An unidentified woman designer at Chrysler in the 1950s Chrysler Archives 6An unidentified woman designer at Chrysler in the 1950s (Chrysler Archives)

During the early 1950s, Harley Earl hired a group of great and talented young women who would later be referred to as the “Damsels of Design.” They included Gere Kavanaugh, Ruth Glennie, Marjorie Ford Pohlman, Sandra Longyear, Suzanne Vanderbilt, Peggy Sauer, Jeanette Linder, Jayne Van Alstyne, Helene Pollins, and Dagmar Arnold. In 1958, GM presented the Cinderella show at the Technical Center Dome featuring their divisions’ products including many updated design changes made by the women designers. The show was covered by many major newspapers at the time and was a huge success.

The Damsels of Design with Harley Earl GM Media Archives RESIZED 7"The Damsels of Design" with Harley Earl (GM Media Archives)

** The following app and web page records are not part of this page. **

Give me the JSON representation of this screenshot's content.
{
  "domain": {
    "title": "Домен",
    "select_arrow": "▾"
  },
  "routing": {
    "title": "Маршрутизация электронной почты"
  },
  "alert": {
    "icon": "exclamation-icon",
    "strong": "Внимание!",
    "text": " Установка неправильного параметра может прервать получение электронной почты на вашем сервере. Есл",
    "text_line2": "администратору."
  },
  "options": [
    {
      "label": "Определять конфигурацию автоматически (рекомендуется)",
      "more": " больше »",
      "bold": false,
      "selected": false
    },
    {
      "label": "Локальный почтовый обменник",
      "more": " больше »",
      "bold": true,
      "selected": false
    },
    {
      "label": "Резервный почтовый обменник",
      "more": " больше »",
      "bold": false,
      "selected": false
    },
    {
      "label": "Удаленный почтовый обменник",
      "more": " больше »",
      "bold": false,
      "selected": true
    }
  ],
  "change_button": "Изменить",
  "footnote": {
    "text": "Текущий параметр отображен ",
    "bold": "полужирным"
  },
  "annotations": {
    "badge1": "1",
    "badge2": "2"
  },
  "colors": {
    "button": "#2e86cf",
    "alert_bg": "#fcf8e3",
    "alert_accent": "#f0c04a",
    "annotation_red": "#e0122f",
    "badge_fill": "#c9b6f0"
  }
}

I remember working on a project at the GM Tech Center many years ago that was going to include the Damsels of Design. I spoke to Jeanette Linder about her involvement with that group of talented designing women, and it was one of the most memorable stories I ever put together.

Jeanette Linder one of the Damsels of Design GM Media Archives RESIZED 8Jeanette Linder, one of the Damsels of Design (GM Media Archives)

In conclusion, women have made a difference in automotive design that will be part of our heritage for generations to come.

Bibliography 

Frankman, Ellen & Raphael, T.J. “The Damsels of Design: The Women Who Changed Automotive History.” WNYC, New York Public Radio’s “The Takeaway.” April 11, 2016.

Daniel, Tunde. “First Women in Car Design.” Girls Loves Cars blog. January 3, 2016.